Gishoma Peat Power Plant is one project that has featured in the news for all the wrong reasons in the recent past. No wonder it was one of the hot topics at the just concluded national leadership retreat with the country’s leadership frustrated by the errors associated with the project.
But what really went wrong with this highly anticipated project located in Western Province’s Gishoma marshland?
The construction of the plant that was expected to generate 15 megawatts of electricity from peat started in 2010.
Five years down the road, a little progress has been made, with a couple of deadlines fixed and missed.
According to a recent report by the Senatorial Standing Committee on Economic Development and Finance the issue was shoddy work right from the commencement of the project.
The senators said the plant’s design didn’t show how its structure will look like and the feasibility study of the plant didn’t have the right estimation of how much peat would be found in Gishoma marshland.
The project didn’t include electricity power grids from the plant to Cimerwa cement factory and the design didn’t include a power line to connect from Cimerwa to the national power grid to transmit the excess energy not used by the cement plant.
Also, the plant’s design lacked a water supply system while the plant would use water to be able to operate.
On peat supply, the senators reported that the plant wouldn’t have enough peat supply because Rwanda Investment Group’s Peat Energy Company (PEC) did not supply the 134,000 tonnes needed by the plant.
“What is clear to us is that Gishoma Peat Power Plant project was not well designed,” Senators wrote in their report.
‘Something not right’
In an interview, Senator Perrine Mukankusi, the chairperson of the Senatorial Standing Committee on Economic Development and Finance, said something was not right.
“It’s not yet clear why they did this. It just looks like poor planning,” she told The New Times yesterday.
At its completion, it was expected that Gishoma Peat Power Plant would have consumed $36 million (about Rwf24.8 billion) with the most part of the funding being a loan that the Rwanda Energy Group (Reg) secured from Bank of Kigali.
Cimerwa cement company would use between eight and 10 megawatts of the electricity from the 15 megawatts to be produced, with the remaining watts going to the national grid.
At the twelfth National Leadership Retreat, that concluded on Monday, President Kagame questioned the motive behind the errors in design.

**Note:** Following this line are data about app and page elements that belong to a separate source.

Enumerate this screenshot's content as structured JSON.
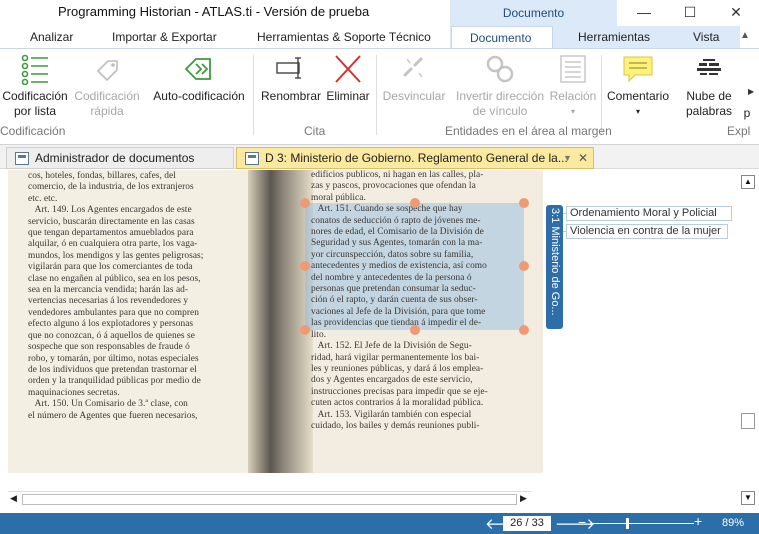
{
  "app": {
    "title": "Programming Historian - ATLAS.ti - Versión de prueba",
    "context_tab": "Documento",
    "window_buttons": [
      "—",
      "☐",
      "✕"
    ]
  },
  "ribbon_tabs": [
    {
      "label": "Analizar"
    },
    {
      "label": "Importar & Exportar"
    },
    {
      "label": "Herramientas & Soporte Técnico"
    },
    {
      "label": "Documento",
      "active": true
    },
    {
      "label": "Herramientas"
    },
    {
      "label": "Vista"
    }
  ],
  "ribbon": {
    "buttons": {
      "codificacion_lista": "Codificación\npor lista",
      "codificacion_rapida": "Codificación\nrápida",
      "auto_codificacion": "Auto-codificación",
      "renombrar": "Renombrar",
      "eliminar": "Eliminar",
      "desvincular": "Desvincular",
      "invertir": "Invertir dirección\nde vínculo",
      "relacion": "Relación",
      "comentario": "Comentario",
      "nube": "Nube de\npalabras",
      "truncated": "p"
    },
    "groups": {
      "codificacion": "Codificación",
      "cita": "Cita",
      "entidades": "Entidades en el área al margen",
      "explorar": "Expl"
    }
  },
  "doc_tabs": [
    {
      "label": "Administrador de documentos",
      "active": false
    },
    {
      "label": "D 3: Ministerio de Gobierno. Reglamento General de la...",
      "active": true
    }
  ],
  "document": {
    "left_page_lines": [
      "cos, hoteles, fondas, billares, cafes, del",
      "comercio, de la industria, de los extranjeros",
      "etc. etc.",
      "   Art. 149. Los Agentes encargados de este",
      "servicio, buscarán directamente en las casas",
      "que tengan departamentos amueblados para",
      "alquilar, ó en cualquiera otra parte, los vaga-",
      "mundos, los mendigos y las gentes peligrosas;",
      "vigilarán para que los comerciantes de toda",
      "clase no engañen al público, sea en los pesos,",
      "sea en la mercancia vendida; harán las ad-",
      "vertencias necesarias á los revendedores y",
      "vendedores ambulantes para que no compren",
      "efecto alguno á los explotadores y personas",
      "que no conozcan, ó á aquellos de quienes se",
      "sospeche que son responsables de fraude ó",
      "robo, y tomarán, por último, notas especiales",
      "de los individuos que pretendan trastornar el",
      "orden y la tranquilidad públicas por medio de",
      "maquinaciones secretas.",
      "   Art. 150. Un Comisario de 3.ª clase, con",
      "el número de Agentes que fueren necesarios,"
    ],
    "right_page_lines": [
      "edificios publicos, ni hagan en las calles, pla-",
      "zas y pascos, provocaciones que ofendan la",
      "moral pública.",
      "   Art. 151. Cuando se sospeche que hay",
      "conatos de seducción ó rapto de jóvenes me-",
      "nores de edad, el Comisario de la División de",
      "Seguridad y sus Agentes, tomarán con la ma-",
      "yor circunspección, datos sobre su familia,",
      "antecedentes y medios de existencia, así como",
      "del nombre y antecedentes de la persona ó",
      "personas que pretendan consumar la seduc-",
      "ción ó el rapto, y darán cuenta de sus obser-",
      "vaciones al Jefe de la División, para que tome",
      "las providencias que tiendan á impedir el de-",
      "lito.",
      "   Art. 152. El Jefe de la División de Segu-",
      "ridad, hará vigilar permanentemente los bai-",
      "les y reuniones públicas, y dará á los emplea-",
      "dos y Agentes encargados de este servicio,",
      "instrucciones precisas para impedir que se eje-",
      "cuten actos contrarios á la moralidad pública.",
      "   Art. 153. Vigilarán también con especial",
      "cuidado, los bailes y demás reuniones publi-"
    ]
  },
  "margin": {
    "quotation": "3:1 Ministerio de Go...",
    "codes": [
      "Ordenamiento Moral y Policial",
      "Violencia en contra de la mujer"
    ]
  },
  "status": {
    "page": "26 / 33",
    "zoom": "89%",
    "zoom_level_percent": 89
  },
  "colors": {
    "accent": "#2c6ea8",
    "context_band": "#dbe9f8",
    "quote_highlight": "#89b9e2",
    "handle": "#ef9a74"
  }
}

“I don’t think that technically they didn’t know. There is something else in the mind; they didn’t pay attention, they didn’t care, maybe skipping that thing knowingly has some gains for the same person. It’s not that they didn’t know,” Kagame said.
During the discussion at the retreat, the Minister for Infrastructure, James Musoni, acknowledged that Gishoma Power Plant design was “a disaster” and that the ministry officials have since moved to rectify the mistakes.
According to Jean Bosco Mugiraneza, the chief executive of Reg, the water supply to Gishoma Peat Power Plant was delayed because technicians at the Energy Water and Sanitation Authority (EWSA) first thought that the plant would use regular piped water.
However, they later learnt that water supplied by EWSA was rich in mineral elements, which would not be compatible with the plant.
That is how they ended up having to forge a water supply from special water streams whose water is different.
“The plant is almost ready apart from the water supply which we are still working on,” Mugiraneza told The New Times.
On inadequate peat, Mugiraneza said PEC committed to increase their peat production capacity after importing more capable machines, playing down reports that there is no enough peat in the marshland.
“They (PEC) need to increase the capacity to produce more peat; we need to invest in getting more peat,” Mugiraneza said.
“There is a peat master plan study going on to map locations for peat deposits in different parts of the country. Whatever peat deposits that will be found nearby Gishoma will be extracted and supplied to the plant once Gishoma peat is exhausted,” he added.
Mugiraneza noted that the plant may be operational sometime between July and December.
The government targets to produce over 500 megawatts of electricity by 2018, up from the current 153 megawatts.